At least according to György Matolcsy who in a great hurry, setting aside all other important tasks, put together a 177-page plan for the country’s economic growth. The material is open for discussion on the Internet on the website of the Ministry of National Economy (Nemzetgazdasági Minisztérium or NGM). Tamás Mellár, who is not considered to be a “liberal” economist, just a good one, called the plan no more than a “parade of brain-waves.” He added that this document is practically useless because neither the goals nor the steps to achieve them are spelled out. Attila Juhász, a political scientist with some economics background, said that the plan from the point of view of economics is without value. Népszava called it a collection of wishful thinking and fantastical notions.
There are parts of the document which simply make the reader laugh out loud. At least that is what I did when I read that Hungary “should be moved in space and in time close to the northern-western center.” That will be quite a feat. However, while this ambitious government would move Hungary farther to the west, in another passage one reads that Hungary will be “the eastern gate of the new economic silk road.” So, it seems that Matolcsy and crew can’t even decide on Hungary’s place on the map and in the world economy.
And as we go farther the plan gets stranger and stranger. Hungary will be the eastern gate to Bavaria, Baden-Würtenberg, and Lombardy and at the same time it will be part of ” the new northern-southern ivy road.” Well, I have never heard of an “ivy road” but since according to Matolcsy this is new I guess I don’t have to feel too bad. In fact, it is very possible that the whole “ivy road” exists only in his head. In addition, Hungary is also part of the Vienna-Bratislava-Budapest axis. In brief, Hungary will be the center of the universe because “it will be here that the economic and transfigurational turntable will be able to transform and mediate between Europe’s zones capable of renewal in the next decades.”
And here it is:
Well, at this point I suddenly remembered László Grespik, a right-wing nut of a lawyer who came out with all sorts of ridiculous ideas. It was in the early 2000s that he received a high-powered job from the first Orbán government. His most interesting discovery was that ordinary people’s DNA has three “twists” but Hungarians and the Japanese have nine!!! Anyone who’s interested in Grespik’s other similarly “revolutionary” ideas must read more about him.
As for economic growth, in the document there is not one number that would indicate what kind of growth we are talking about in the next few years.

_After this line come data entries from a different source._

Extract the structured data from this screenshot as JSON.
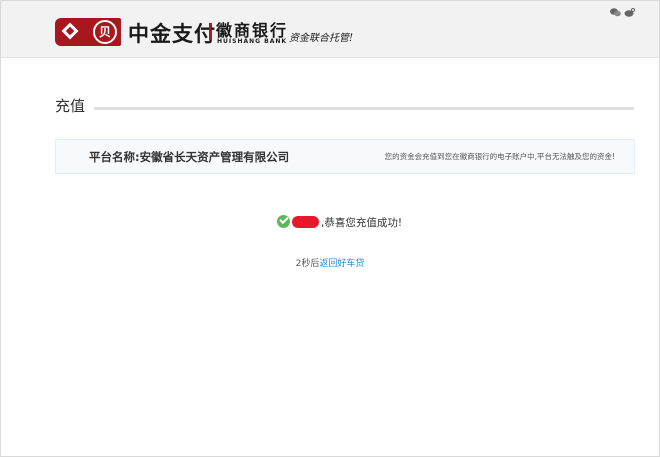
{
  "header": {
    "logo_seal": "贝",
    "brand_name": "中金支付",
    "bank_name_cn": "徽商银行",
    "bank_name_en": "HUISHANG BANK",
    "slogan": "资金联合托管!",
    "icons": [
      "wechat-icon",
      "weibo-icon"
    ]
  },
  "page": {
    "title": "充值"
  },
  "platform": {
    "label": "平台名称:安徽省长天资产管理有限公司",
    "note": "您的资金会充值到您在徽商银行的电子账户中,平台无法触及您的资金!"
  },
  "result": {
    "success_text": ",恭喜您充值成功!",
    "redirect_prefix": "2秒后",
    "redirect_link": "返回好车贷"
  },
  "colors": {
    "brand_red": "#a8171e",
    "success_green": "#5cb85c",
    "link_blue": "#1e88d8"
  }
}
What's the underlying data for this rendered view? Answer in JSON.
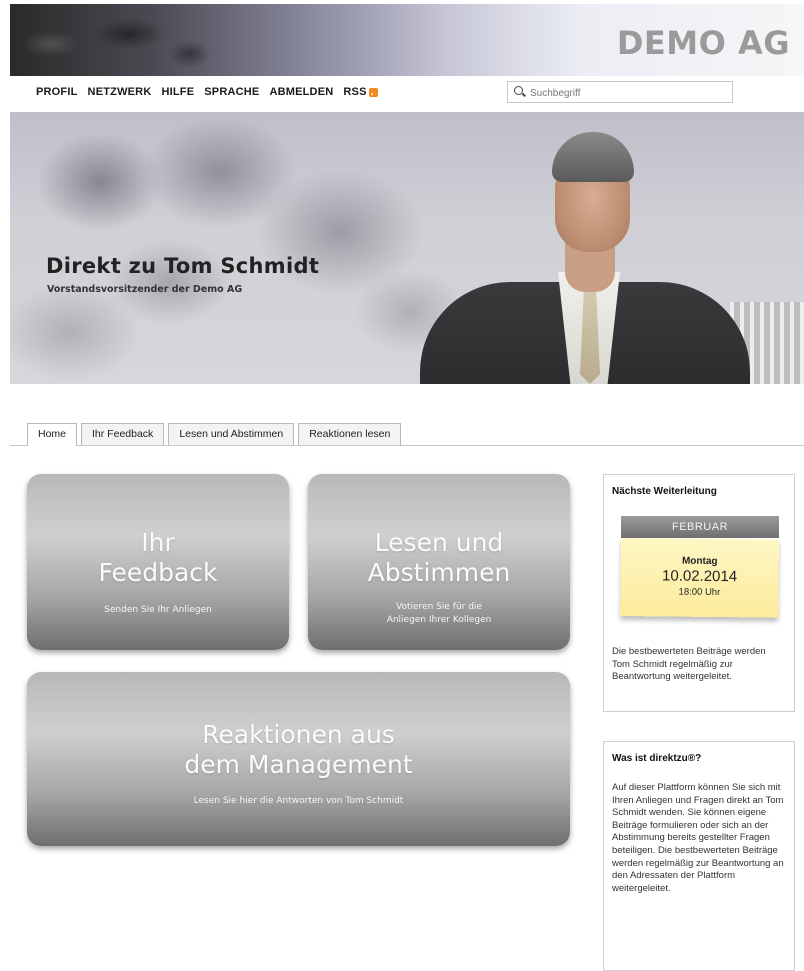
{
  "header": {
    "logo": "DEMO AG"
  },
  "nav": {
    "items": [
      "PROFIL",
      "NETZWERK",
      "HILFE",
      "SPRACHE",
      "ABMELDEN"
    ],
    "rss_label": "RSS",
    "search_placeholder": "Suchbegriff"
  },
  "hero": {
    "title": "Direkt zu Tom Schmidt",
    "subtitle": "Vorstandsvorsitzender der Demo AG"
  },
  "tabs": [
    "Home",
    "Ihr Feedback",
    "Lesen und Abstimmen",
    "Reaktionen lesen"
  ],
  "tiles": [
    {
      "title": "Ihr\nFeedback",
      "subtitle": "Senden Sie Ihr Anliegen"
    },
    {
      "title": "Lesen und\nAbstimmen",
      "subtitle": "Votieren Sie für die\nAnliegen Ihrer Kollegen"
    },
    {
      "title": "Reaktionen aus\ndem Management",
      "subtitle": "Lesen Sie hier die Antworten von Tom Schmidt"
    }
  ],
  "next_forwarding": {
    "title": "Nächste Weiterleitung",
    "month": "FEBRUAR",
    "weekday": "Montag",
    "date": "10.02.2014",
    "time": "18:00 Uhr",
    "text": "Die bestbewerteten Beiträge werden Tom Schmidt regelmäßig zur Beantwortung weitergeleitet."
  },
  "about": {
    "title": "Was ist direktzu®?",
    "text": "Auf dieser Plattform können Sie sich mit Ihren Anliegen und Fragen direkt an Tom Schmidt wenden. Sie können eigene Beiträge formulieren oder sich an der Abstimmung bereits gestellter Fragen beteiligen. Die bestbewerteten Beiträge werden regelmäßig zur Beantwortung an den Adressaten der Plattform weitergeleitet."
  },
  "colors": {
    "tile_gray": "#a6a6a6",
    "calendar_yellow": "#fbeb9c",
    "rss_orange": "#f08a1a"
  }
}
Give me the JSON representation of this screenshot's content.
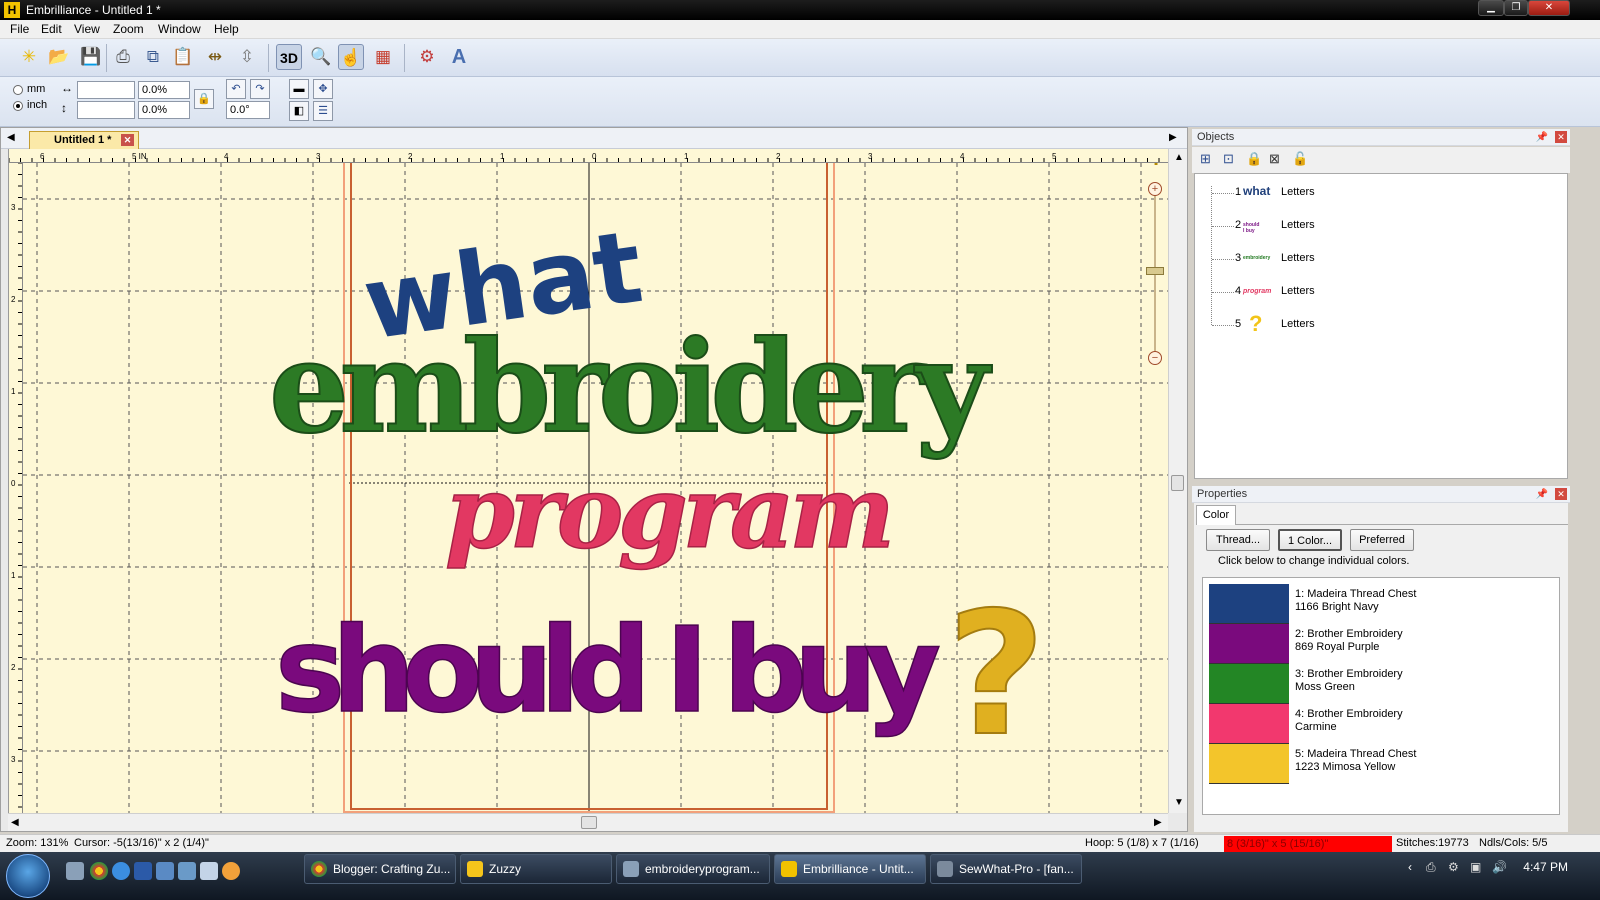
{
  "window": {
    "title": "Embrilliance -  Untitled 1 *",
    "app_icon": "H"
  },
  "menu": [
    "File",
    "Edit",
    "View",
    "Zoom",
    "Window",
    "Help"
  ],
  "toolbar": {
    "icons": [
      "new-icon",
      "open-icon",
      "save-icon",
      "print-icon",
      "copy-icon",
      "paste-icon",
      "mirror-h-icon",
      "mirror-v-icon",
      "3d-icon",
      "magnifier-icon",
      "pointer-icon",
      "stitch-player-icon",
      "settings-icon",
      "text-icon"
    ],
    "label_3d": "3D",
    "label_text": "A"
  },
  "toolbar2": {
    "unit_mm": "mm",
    "unit_inch": "inch",
    "width_value": "",
    "height_value": "",
    "width_pct": "0.0%",
    "height_pct": "0.0%",
    "rotation": "0.0°"
  },
  "document": {
    "tab_label": "Untitled 1 *",
    "ruler_h": [
      "6",
      "5 IN",
      "4",
      "3",
      "2",
      "1",
      "0",
      "1",
      "2",
      "3",
      "4",
      "5"
    ],
    "ruler_v": [
      "3",
      "2",
      "1",
      "0",
      "1",
      "2",
      "3"
    ],
    "design_text": {
      "line1": "what",
      "line2": "embroidery",
      "line3": "program",
      "line4": "should I buy",
      "line5": "?"
    }
  },
  "objects": {
    "title": "Objects",
    "items": [
      {
        "num": "1",
        "thumb": "what",
        "label": "Letters",
        "color": "#1f3f7a"
      },
      {
        "num": "2",
        "thumb": "should I buy",
        "label": "Letters",
        "color": "#7b1685"
      },
      {
        "num": "3",
        "thumb": "embroidery",
        "label": "Letters",
        "color": "#237a22"
      },
      {
        "num": "4",
        "thumb": "program",
        "label": "Letters",
        "color": "#e23862"
      },
      {
        "num": "5",
        "thumb": "?",
        "label": "Letters",
        "color": "#f2c418"
      }
    ]
  },
  "properties": {
    "title": "Properties",
    "tab": "Color",
    "buttons": [
      "Thread...",
      "1 Color...",
      "Preferred"
    ],
    "hint": "Click below to change individual colors.",
    "colors": [
      {
        "line1": "1: Madeira Thread Chest",
        "line2": "1166 Bright Navy",
        "hex": "#1d4180"
      },
      {
        "line1": "2: Brother Embroidery",
        "line2": "869 Royal Purple",
        "hex": "#7a0a7d"
      },
      {
        "line1": "3: Brother Embroidery",
        "line2": "Moss Green",
        "hex": "#238625"
      },
      {
        "line1": "4: Brother Embroidery",
        "line2": "Carmine",
        "hex": "#f2386e"
      },
      {
        "line1": "5: Madeira Thread Chest",
        "line2": "1223 Mimosa Yellow",
        "hex": "#f3c52b"
      }
    ]
  },
  "status": {
    "zoom": "Zoom: 131%",
    "cursor": "Cursor: -5(13/16)\" x 2 (1/4)\"",
    "hoop": "Hoop: 5 (1/8) x 7 (1/16)",
    "size": "8 (3/16)\" x 5 (15/16)\"",
    "stitches": "Stitches:19773",
    "ndls": "Ndls/Cols: 5/5"
  },
  "taskbar": {
    "tasks": [
      "Blogger: Crafting Zu...",
      "Zuzzy",
      "embroideryprogram...",
      "Embrilliance -  Untit...",
      "SewWhat-Pro - [fan..."
    ],
    "clock": "4:47 PM"
  }
}
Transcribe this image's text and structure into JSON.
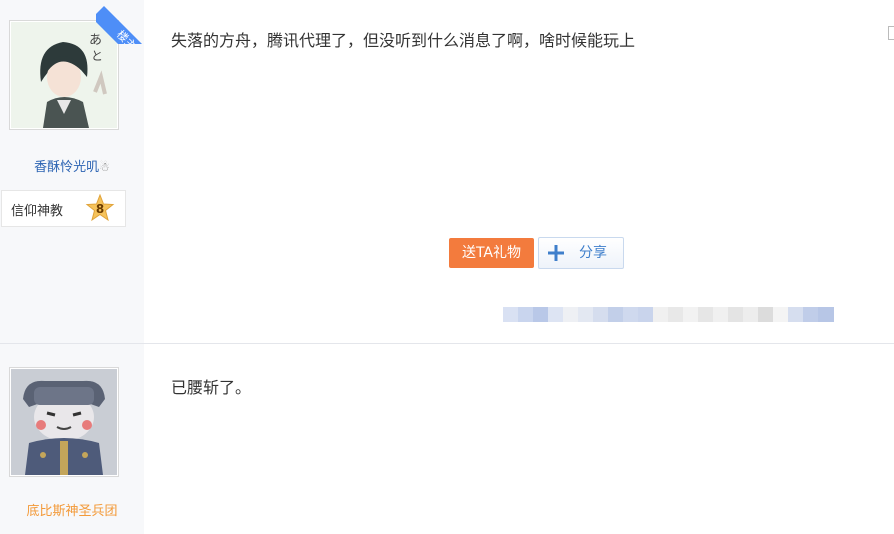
{
  "posts": [
    {
      "badge": "楼主",
      "username": "香酥怜光叽",
      "level": {
        "title": "信仰神教",
        "number": "8"
      },
      "content": "失落的方舟，腾讯代理了，但没听到什么消息了啊，啥时候能玩上",
      "actions": {
        "gift": "送TA礼物",
        "share": "分享"
      }
    },
    {
      "username": "底比斯神圣兵团",
      "content": "已腰斩了。"
    }
  ],
  "colors": {
    "accent_blue": "#4e8ef7",
    "gift_orange": "#f37b3d",
    "username_blue": "#2d64b3",
    "username_orange": "#f39a39"
  }
}
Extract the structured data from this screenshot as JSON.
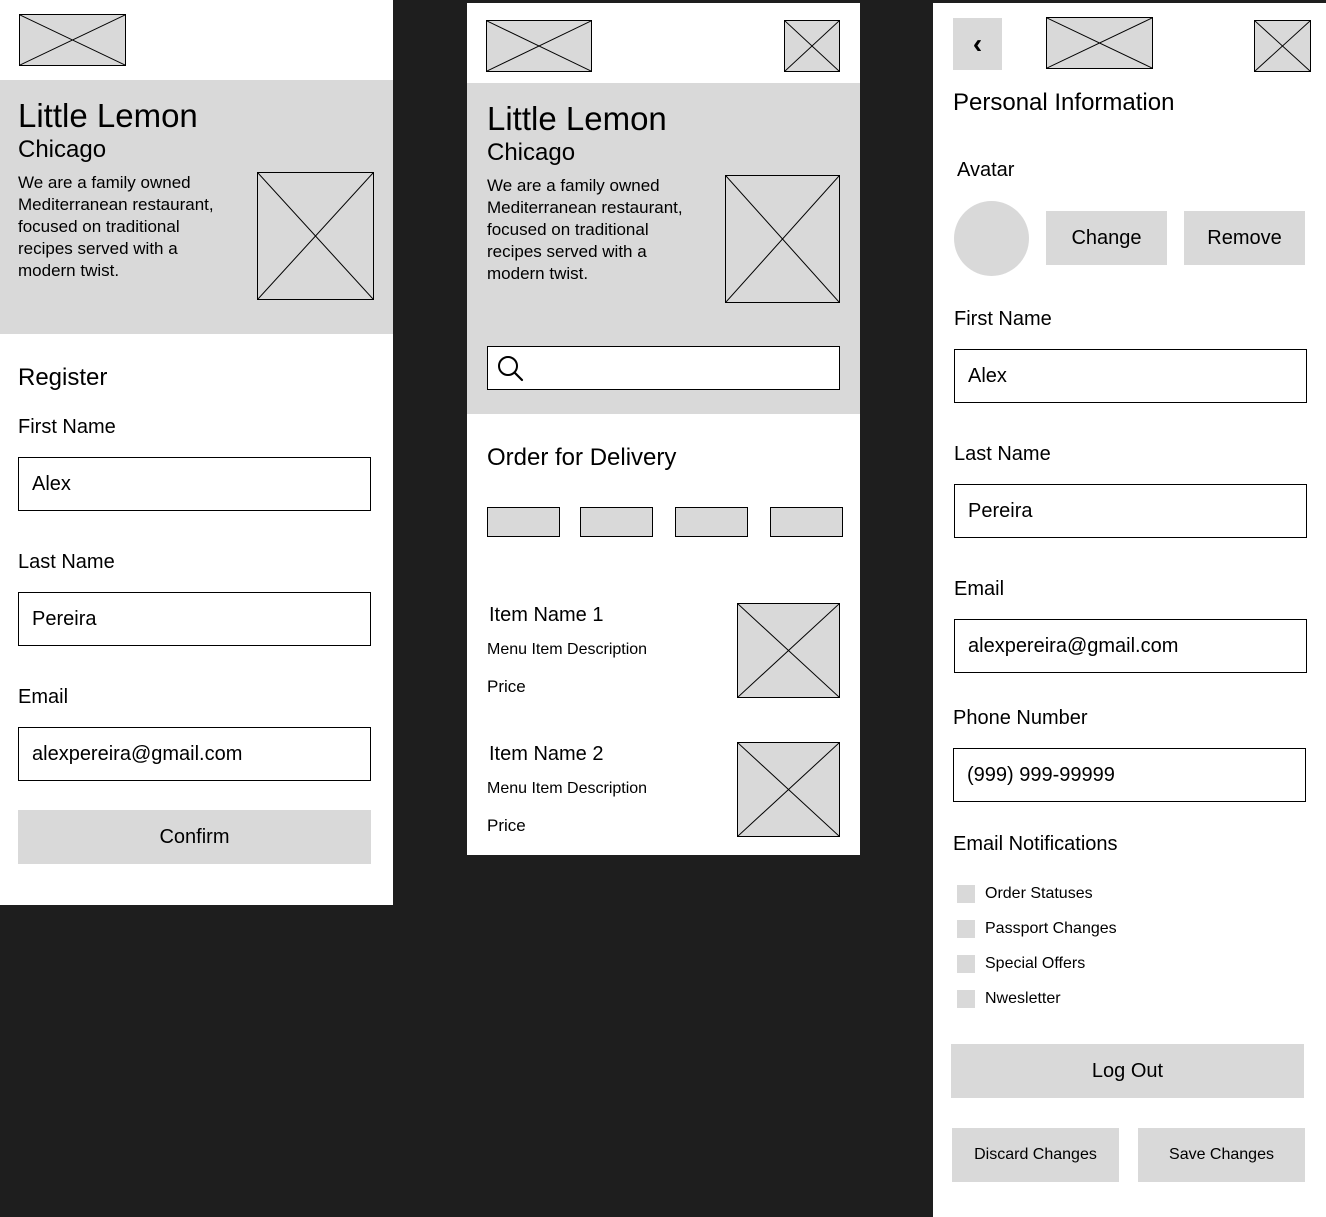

Not a word about whether next year’s budget will still be based on an economic growth originally planned at 1.5% or whether further changes might be expected.
Without any specifics Matolcsy talks about “a forceful opening toward the East, joining forces with the large European exporters, economic cooperation in the Carpathian Basin, and cooperation of the Visegrád countries and the Western Balkans.” All this is terribly vague.
The goal is the growth of Hungarian exports and the reduction of imports. First of all, a government has very little power to influence either export or import volume and it cannot simply by the force of will establish a level of domestic production that could in the next few years result in most finished goods in the country being stamped “made in Hungary.”
Matolcsy has a separate chapter on the “engines of economic growth” in which he mentions the chemical industry, commerce, information technology, pharmaceuticals, food processing, telecommunications, energy, construction, electronics, tourism, logistics, and car manufacturing. However, this list is not much more than that. The document simply mentions a few large companies already in existence.
When I got to this diagram about economic complexity, I became completely lost. Especially since I just heard Matolcsy say that the most important rule of economics is “simplicity.” He repeated this word at least three times. Twice in Hungarian and once in English.
According to the plan by 2015 exports must be raised by 75% and that fantastic growth would result in 50,000 new jobs. The plan talks vaguely about exports to China, Russia, India, and Korea. However, Hungary will also expand into Latin America as well as Africa.
Dreams, dreams, sweet dreams. As for the East European Banana and the intercontinental turntable, I’m beginning to think that there is something terribly wrong with György Matolcsy and, naturally, his boss, Viktor Orbán, who allows such a ridiculous document to be published. I’ll bet they will not translate it into English because then not only half of Hungary would be rolling with laughter but the whole world. It is frightening to imagine that the future of ten million people is in the hands of men like these two.